Problem to solve: Go through the entries below and count the lines holding the word "profit". Reply with only the number, please.

----- Data provided

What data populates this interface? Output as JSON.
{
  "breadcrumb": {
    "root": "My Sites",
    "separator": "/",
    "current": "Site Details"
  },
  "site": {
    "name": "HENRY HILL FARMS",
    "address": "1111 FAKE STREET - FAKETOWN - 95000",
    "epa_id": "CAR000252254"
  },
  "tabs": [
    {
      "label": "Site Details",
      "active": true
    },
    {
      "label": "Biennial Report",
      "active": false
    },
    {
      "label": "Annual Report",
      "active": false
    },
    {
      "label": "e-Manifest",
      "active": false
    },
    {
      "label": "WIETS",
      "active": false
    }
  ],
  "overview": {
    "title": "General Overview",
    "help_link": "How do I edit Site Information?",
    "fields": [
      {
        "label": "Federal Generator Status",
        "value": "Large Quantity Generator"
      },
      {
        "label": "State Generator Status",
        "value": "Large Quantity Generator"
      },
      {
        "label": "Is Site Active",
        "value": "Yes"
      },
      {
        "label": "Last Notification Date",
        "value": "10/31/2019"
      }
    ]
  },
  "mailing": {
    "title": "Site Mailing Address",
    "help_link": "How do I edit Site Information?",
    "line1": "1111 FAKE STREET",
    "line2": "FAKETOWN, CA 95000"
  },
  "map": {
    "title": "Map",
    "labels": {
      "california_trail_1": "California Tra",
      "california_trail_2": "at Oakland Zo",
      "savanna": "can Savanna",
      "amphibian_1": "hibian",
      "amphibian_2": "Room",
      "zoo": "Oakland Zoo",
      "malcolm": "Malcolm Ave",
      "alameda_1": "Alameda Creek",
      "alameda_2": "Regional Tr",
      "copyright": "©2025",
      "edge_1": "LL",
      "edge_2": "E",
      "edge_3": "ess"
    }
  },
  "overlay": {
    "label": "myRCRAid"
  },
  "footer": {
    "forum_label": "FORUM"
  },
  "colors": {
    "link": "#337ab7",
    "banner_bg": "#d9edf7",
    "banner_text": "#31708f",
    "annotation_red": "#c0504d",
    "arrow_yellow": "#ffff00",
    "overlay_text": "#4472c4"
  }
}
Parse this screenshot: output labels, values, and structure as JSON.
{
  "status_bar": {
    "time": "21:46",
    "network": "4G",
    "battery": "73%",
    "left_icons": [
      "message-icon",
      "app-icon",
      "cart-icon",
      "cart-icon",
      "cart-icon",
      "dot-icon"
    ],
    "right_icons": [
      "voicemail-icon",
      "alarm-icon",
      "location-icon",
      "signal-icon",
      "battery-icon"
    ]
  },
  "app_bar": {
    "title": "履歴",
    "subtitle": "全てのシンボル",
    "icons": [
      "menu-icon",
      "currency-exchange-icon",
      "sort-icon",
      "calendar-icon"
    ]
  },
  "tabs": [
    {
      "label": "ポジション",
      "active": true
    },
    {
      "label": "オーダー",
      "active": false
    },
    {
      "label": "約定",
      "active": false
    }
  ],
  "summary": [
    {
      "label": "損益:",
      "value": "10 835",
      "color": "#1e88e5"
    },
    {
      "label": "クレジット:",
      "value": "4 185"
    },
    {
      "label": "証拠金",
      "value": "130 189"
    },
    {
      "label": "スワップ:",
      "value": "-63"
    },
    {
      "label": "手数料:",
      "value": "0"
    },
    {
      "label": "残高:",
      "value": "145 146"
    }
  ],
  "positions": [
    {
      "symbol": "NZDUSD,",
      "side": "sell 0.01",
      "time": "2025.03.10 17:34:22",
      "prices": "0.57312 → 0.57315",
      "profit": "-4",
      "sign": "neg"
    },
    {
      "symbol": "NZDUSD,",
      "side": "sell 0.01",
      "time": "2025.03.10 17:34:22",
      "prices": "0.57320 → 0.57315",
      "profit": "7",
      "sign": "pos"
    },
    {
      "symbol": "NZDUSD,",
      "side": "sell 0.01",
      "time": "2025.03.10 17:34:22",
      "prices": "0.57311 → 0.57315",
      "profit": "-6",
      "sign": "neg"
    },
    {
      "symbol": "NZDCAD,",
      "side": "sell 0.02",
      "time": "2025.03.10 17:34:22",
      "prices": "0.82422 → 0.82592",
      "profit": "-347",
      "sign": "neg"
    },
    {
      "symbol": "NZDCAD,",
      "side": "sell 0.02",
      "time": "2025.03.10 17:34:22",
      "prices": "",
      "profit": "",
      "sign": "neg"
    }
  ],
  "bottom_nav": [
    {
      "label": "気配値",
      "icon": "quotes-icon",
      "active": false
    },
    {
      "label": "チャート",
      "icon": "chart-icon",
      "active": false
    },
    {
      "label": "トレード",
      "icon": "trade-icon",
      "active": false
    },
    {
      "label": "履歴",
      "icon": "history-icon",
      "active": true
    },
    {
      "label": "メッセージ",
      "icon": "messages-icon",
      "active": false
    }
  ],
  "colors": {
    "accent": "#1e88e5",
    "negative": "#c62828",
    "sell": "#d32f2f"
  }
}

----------

Solved exercise: 5